Sudanese peace adviser affirms agreed cease fire is still on

Jan 28, 2002 (AP)

The recent cease-fire agreement between the government and warring rebels is still holding, a top Sudanese official said on Monday.

Sudan's presidential adviser Ghazi Salah Eddin Attabani said the cease-fire brokered by the U.S. and Swiss administrations "has achieved success on the ground," the roads are open, and the people are able to cross into rebel-controlled areas, the official daily Al-Anba reported.

The cease-fire in the Nuba Mountains, in south-central Sudan, was reached in Buergenstock, Switzerland, on Jan. 19.

The agreement opens the way for relief and rebuilding programs to begin in the Nuba Mountains.

The rebelling Sudanese People's Liberation Army, however, said Thursday that government soldiers violated the cease-fire when they attacked a rebel garrison in the Nuba Mountains on Wednesday, killing six people.

Sudan's 18-year civil war - one of Africa's longest - has been calamitous for the Nuba people, squeezed between the Muslim government dominated by Arab northerners and the southern rebels.

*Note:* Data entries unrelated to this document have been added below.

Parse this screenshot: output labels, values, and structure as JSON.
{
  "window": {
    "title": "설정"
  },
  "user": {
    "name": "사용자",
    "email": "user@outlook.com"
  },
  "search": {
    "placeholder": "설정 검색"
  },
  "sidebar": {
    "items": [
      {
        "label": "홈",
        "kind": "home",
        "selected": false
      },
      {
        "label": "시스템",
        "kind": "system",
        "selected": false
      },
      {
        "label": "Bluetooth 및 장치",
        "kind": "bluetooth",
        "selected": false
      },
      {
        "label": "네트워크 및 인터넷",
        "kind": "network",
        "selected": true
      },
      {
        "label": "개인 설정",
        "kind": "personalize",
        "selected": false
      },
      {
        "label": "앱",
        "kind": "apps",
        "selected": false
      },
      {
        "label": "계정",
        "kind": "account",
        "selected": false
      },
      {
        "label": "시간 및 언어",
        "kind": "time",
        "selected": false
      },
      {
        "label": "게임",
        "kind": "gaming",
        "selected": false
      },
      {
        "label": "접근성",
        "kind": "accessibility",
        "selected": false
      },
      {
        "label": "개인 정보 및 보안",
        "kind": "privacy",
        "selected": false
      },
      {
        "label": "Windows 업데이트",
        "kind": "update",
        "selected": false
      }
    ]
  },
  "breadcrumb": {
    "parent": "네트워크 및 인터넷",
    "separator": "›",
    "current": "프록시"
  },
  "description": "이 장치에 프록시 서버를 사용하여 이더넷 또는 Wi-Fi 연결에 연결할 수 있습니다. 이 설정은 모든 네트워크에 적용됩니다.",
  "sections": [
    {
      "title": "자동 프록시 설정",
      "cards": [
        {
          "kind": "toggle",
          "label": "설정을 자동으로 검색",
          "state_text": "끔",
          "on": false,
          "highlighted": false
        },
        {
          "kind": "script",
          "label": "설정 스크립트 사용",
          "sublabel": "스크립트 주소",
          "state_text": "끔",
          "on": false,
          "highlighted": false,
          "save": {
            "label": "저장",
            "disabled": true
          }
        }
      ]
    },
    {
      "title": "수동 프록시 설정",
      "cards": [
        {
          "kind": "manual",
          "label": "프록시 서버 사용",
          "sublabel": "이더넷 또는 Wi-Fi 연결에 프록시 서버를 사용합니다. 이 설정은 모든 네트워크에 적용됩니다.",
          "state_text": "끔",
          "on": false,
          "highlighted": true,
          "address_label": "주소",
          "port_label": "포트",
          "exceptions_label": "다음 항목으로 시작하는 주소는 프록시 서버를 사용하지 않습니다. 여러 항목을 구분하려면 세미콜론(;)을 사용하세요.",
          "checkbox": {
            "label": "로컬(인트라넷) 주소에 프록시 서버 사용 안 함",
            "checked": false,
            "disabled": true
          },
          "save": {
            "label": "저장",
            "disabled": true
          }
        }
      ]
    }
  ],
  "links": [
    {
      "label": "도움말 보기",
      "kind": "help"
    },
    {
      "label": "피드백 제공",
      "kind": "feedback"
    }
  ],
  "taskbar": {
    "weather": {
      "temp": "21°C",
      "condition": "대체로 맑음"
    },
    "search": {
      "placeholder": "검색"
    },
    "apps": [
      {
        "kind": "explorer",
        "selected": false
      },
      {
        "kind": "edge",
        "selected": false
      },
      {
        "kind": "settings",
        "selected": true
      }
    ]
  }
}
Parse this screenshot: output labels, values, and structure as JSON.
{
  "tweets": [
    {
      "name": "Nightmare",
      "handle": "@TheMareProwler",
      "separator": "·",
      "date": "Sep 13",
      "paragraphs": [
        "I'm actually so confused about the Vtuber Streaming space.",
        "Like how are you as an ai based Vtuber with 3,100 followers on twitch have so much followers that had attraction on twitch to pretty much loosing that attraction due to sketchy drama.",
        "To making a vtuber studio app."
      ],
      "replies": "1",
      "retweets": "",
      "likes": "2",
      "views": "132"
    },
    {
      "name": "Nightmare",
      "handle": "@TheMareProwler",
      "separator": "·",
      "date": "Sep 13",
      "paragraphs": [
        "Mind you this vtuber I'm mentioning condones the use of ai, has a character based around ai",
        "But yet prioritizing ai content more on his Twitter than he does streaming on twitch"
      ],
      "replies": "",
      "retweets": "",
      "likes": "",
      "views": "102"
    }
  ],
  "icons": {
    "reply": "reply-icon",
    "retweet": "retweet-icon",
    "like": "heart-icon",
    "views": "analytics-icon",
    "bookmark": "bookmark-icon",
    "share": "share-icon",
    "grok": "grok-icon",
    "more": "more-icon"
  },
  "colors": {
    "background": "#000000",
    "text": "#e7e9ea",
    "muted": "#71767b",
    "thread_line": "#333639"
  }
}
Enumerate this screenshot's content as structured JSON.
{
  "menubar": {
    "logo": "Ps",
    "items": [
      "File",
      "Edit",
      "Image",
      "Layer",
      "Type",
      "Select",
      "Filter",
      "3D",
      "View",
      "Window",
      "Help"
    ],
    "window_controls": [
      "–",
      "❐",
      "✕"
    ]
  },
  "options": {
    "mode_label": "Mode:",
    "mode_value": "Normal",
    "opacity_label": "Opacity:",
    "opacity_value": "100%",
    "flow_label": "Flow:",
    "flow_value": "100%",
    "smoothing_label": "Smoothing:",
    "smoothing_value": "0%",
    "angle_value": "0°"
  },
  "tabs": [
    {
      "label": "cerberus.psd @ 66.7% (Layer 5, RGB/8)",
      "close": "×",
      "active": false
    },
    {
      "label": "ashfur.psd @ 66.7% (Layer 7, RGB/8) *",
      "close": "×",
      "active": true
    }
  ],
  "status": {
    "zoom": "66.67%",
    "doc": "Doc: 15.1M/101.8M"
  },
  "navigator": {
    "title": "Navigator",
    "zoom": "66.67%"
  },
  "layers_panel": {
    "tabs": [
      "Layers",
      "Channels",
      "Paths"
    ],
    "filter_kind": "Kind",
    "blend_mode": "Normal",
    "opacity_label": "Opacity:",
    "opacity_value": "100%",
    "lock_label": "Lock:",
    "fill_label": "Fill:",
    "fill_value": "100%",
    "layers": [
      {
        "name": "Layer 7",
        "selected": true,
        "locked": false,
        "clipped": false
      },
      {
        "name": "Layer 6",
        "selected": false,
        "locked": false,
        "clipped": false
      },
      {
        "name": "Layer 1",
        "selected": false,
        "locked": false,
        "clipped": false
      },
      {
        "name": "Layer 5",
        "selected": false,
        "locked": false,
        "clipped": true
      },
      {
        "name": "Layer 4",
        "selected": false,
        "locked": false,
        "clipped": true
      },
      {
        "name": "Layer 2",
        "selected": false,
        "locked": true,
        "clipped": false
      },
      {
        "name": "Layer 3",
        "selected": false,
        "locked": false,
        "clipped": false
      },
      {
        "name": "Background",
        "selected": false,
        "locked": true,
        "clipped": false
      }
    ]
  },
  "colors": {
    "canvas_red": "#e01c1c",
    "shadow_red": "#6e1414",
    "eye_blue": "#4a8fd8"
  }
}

The rebels have been fighting for autonomy for southern Sudan from the Islamic government in Khartoum, demanding religious freedom for southerners who follow mainly traditional beliefs or Christianity.

More than 2 million people are estimated to have died in fighting and related famines throughout southern Sudan since the war began in 1983.